Supplied material:

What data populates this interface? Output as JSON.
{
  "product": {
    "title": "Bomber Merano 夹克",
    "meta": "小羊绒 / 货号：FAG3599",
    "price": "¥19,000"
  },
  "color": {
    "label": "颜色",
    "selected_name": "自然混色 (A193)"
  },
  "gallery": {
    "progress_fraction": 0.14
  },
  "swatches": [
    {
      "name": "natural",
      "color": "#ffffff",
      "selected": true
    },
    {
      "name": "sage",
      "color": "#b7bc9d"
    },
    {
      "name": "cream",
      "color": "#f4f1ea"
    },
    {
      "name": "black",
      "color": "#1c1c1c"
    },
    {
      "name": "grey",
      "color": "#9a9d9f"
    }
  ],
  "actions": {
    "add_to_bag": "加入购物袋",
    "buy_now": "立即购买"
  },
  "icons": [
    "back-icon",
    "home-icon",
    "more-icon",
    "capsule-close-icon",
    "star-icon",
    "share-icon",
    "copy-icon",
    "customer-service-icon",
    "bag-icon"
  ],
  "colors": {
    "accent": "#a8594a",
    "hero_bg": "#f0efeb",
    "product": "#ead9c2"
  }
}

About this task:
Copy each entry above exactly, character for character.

Response for this exercise:
What data populates this interface? Output as JSON.
{
  "product": {
    "title": "Bomber Merano 夹克",
    "meta": "小羊绒 / 货号：FAG3599",
    "price": "¥19,000"
  },
  "color": {
    "label": "颜色",
    "selected_name": "自然混色 (A193)"
  },
  "gallery": {
    "progress_fraction": 0.14
  },
  "swatches": [
    {
      "name": "natural",
      "color": "#ffffff",
      "selected": true
    },
    {
      "name": "sage",
      "color": "#b7bc9d"
    },
    {
      "name": "cream",
      "color": "#f4f1ea"
    },
    {
      "name": "black",
      "color": "#1c1c1c"
    },
    {
      "name": "grey",
      "color": "#9a9d9f"
    }
  ],
  "actions": {
    "add_to_bag": "加入购物袋",
    "buy_now": "立即购买"
  },
  "icons": [
    "back-icon",
    "home-icon",
    "more-icon",
    "capsule-close-icon",
    "star-icon",
    "share-icon",
    "copy-icon",
    "customer-service-icon",
    "bag-icon"
  ],
  "colors": {
    "accent": "#a8594a",
    "hero_bg": "#f0efeb",
    "product": "#ead9c2"
  }
}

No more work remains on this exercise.